Officials from Canada and South Korea were set to resume technical negotiations Nov. 3-4, focused on restoring Korean market access for Canadian beef, Agriculture Minister Gerry Ritz confirmed recently.
Korea’s ports have been closed to imports of Canadian beef since May 2003, after officials confirmed Canada’s first homegrown case of BSE in an Alberta cow. The market was previously Canada’s fourth biggest for beef, worth about $50 million in sales per year.
The Canada Beef Export Federation welcomed the news, citing Korean industry media reports that the Korean government intends to offer Canada access for all edible beef products (boneless, bone-in and offal) derived from cattle less than 30 months of age.
“This would represent commercially viable access to the Korean market for the
Canadian beef and veal industry,” said CBEF president Ted Haney in a release Friday. “This would be a very welcome and long-awaited development, representing great value to Canadian cattle producers.
“At the same time, it is important to keep in mind that, for controlled-risk BSE countries, the OIE (World Organization for Animal Health) allows for trade in all edible beef products derived from cattle of all ages, subject to standard SRM removal – including Canada. This is full trade normalization and this is our goal in Korea.”

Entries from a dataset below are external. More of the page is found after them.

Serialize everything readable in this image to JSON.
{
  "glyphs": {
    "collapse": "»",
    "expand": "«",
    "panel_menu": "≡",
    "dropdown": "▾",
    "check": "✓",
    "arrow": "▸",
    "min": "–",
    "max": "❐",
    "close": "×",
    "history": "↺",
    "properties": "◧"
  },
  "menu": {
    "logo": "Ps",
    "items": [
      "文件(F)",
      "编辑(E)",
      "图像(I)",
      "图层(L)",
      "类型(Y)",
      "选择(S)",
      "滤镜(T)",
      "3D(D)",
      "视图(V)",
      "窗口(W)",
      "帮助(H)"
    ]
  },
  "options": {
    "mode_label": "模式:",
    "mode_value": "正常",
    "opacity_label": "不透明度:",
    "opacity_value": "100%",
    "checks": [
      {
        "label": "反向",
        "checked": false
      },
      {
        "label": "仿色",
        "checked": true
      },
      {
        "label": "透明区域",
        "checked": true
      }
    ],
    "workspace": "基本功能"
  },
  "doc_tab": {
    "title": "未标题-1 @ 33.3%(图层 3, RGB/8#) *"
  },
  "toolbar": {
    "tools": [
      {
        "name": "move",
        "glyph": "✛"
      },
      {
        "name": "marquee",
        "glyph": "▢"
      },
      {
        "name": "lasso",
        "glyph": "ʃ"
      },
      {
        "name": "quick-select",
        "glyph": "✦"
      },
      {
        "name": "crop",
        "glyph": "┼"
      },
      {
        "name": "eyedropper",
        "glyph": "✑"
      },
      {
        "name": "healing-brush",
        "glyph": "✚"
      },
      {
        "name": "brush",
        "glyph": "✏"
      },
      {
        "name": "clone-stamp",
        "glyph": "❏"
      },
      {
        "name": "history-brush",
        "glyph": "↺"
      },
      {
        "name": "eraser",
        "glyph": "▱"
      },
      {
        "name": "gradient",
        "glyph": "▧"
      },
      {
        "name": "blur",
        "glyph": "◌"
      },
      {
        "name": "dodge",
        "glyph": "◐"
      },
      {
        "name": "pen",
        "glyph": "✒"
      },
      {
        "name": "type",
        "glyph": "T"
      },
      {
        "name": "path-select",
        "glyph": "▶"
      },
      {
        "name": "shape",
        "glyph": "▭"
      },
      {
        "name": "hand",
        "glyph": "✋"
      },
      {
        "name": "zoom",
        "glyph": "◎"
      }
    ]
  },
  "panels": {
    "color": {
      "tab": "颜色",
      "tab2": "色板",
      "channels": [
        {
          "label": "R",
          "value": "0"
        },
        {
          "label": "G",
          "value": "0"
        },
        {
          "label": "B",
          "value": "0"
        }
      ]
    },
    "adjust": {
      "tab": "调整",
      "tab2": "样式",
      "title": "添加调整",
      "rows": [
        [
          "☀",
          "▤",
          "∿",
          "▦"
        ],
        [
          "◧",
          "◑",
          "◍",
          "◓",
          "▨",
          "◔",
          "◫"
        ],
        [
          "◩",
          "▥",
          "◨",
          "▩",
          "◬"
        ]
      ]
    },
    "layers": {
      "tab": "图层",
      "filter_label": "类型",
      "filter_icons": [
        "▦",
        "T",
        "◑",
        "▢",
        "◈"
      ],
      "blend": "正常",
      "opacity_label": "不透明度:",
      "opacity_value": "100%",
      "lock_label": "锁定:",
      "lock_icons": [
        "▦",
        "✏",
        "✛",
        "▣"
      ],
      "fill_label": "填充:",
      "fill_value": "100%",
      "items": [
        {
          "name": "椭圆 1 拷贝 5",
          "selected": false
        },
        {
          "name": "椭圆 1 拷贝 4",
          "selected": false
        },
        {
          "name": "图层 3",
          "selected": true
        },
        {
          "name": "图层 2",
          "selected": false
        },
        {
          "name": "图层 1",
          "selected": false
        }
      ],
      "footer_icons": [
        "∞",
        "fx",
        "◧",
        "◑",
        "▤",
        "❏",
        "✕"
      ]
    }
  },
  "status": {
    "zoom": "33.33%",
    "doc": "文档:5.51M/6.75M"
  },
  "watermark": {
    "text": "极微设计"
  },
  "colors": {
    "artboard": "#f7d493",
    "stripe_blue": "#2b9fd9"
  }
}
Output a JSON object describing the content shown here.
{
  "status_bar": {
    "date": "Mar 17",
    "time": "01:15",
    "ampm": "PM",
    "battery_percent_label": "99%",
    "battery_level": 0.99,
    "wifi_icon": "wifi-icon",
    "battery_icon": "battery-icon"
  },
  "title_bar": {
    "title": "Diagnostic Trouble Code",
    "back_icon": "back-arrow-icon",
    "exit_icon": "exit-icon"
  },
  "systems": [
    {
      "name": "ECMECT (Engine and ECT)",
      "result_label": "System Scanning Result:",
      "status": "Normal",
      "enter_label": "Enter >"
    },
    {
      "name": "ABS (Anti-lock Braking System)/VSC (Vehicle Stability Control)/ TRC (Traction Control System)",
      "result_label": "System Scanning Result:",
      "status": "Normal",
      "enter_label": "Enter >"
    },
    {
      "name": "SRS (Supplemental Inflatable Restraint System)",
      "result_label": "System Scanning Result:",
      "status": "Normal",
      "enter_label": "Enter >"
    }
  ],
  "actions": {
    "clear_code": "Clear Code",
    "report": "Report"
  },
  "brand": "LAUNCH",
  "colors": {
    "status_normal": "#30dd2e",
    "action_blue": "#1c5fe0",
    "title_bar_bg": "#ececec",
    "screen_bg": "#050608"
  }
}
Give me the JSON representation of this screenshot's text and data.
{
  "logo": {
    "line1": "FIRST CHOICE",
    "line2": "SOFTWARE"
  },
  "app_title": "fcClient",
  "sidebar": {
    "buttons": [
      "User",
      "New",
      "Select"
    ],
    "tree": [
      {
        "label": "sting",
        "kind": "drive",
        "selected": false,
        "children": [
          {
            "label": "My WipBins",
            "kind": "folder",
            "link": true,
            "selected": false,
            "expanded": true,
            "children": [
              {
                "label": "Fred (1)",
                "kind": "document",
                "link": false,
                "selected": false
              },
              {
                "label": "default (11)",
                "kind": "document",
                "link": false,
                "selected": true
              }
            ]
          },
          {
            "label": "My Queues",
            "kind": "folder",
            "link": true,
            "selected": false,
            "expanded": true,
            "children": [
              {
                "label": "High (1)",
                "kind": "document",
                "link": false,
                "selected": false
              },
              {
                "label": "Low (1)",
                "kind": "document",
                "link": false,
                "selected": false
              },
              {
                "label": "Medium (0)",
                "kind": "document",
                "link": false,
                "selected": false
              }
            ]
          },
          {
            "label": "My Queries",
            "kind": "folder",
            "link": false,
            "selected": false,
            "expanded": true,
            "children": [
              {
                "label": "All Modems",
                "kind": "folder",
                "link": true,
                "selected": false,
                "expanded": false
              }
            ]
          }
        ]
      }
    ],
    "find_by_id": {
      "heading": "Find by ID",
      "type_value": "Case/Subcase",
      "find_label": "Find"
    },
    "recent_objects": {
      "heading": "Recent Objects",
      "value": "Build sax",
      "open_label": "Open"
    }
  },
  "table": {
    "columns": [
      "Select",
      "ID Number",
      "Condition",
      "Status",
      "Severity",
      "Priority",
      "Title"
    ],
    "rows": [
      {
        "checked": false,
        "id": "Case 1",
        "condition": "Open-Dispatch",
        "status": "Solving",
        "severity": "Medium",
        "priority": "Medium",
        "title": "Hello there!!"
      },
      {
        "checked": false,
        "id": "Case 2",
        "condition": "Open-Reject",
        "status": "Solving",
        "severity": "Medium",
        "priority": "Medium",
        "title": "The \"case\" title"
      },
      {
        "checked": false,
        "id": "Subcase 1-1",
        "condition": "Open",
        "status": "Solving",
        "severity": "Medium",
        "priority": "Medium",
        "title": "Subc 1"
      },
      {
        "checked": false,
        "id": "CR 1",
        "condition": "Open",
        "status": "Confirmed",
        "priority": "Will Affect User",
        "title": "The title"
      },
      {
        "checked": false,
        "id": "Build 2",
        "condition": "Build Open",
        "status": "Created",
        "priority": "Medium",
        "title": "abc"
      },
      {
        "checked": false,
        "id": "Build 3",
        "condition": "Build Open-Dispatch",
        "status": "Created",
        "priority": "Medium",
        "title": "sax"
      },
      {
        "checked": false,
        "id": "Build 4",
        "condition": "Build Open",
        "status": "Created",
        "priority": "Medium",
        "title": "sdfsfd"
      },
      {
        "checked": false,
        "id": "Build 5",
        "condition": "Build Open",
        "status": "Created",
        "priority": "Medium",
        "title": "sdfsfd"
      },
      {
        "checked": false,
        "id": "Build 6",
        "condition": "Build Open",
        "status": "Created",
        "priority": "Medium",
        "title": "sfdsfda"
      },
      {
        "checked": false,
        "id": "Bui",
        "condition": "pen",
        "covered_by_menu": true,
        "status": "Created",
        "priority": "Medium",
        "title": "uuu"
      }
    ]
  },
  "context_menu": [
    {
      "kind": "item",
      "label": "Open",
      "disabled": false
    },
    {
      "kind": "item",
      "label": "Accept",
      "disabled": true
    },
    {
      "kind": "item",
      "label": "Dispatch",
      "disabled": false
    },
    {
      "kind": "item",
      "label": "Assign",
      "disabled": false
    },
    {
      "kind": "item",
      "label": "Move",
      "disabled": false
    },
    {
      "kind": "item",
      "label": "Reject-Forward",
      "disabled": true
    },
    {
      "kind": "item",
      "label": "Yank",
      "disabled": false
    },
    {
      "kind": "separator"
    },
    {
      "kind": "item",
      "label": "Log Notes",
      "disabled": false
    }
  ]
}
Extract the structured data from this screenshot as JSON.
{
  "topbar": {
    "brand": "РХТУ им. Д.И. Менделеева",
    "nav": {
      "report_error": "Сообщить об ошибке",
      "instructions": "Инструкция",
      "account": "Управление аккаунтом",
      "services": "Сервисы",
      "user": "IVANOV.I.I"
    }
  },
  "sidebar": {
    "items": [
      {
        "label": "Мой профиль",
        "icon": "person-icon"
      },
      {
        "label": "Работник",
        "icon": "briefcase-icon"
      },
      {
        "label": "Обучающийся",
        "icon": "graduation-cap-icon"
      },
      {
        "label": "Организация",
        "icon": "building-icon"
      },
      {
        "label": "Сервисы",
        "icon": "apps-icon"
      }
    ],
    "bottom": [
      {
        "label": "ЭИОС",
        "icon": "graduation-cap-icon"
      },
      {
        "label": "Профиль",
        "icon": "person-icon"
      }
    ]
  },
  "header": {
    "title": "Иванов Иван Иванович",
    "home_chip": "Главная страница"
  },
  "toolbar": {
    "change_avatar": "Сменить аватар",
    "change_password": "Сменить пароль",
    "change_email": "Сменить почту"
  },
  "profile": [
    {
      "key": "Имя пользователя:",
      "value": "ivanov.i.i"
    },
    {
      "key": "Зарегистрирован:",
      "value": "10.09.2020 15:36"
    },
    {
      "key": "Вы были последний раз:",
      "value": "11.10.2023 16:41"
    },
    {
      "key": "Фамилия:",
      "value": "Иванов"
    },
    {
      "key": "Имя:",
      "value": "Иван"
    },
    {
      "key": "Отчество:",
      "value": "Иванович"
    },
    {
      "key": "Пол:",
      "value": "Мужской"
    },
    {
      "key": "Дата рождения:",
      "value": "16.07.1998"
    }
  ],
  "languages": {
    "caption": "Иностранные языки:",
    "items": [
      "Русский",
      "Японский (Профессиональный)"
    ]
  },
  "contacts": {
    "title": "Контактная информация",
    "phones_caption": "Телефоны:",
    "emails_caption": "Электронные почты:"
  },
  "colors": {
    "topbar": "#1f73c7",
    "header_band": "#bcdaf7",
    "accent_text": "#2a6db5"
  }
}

Talks be twe en the two countries last took place in November 2007, at which time CBEF said they stalled while Korea focused on reaching a beef access agreement with the U. S.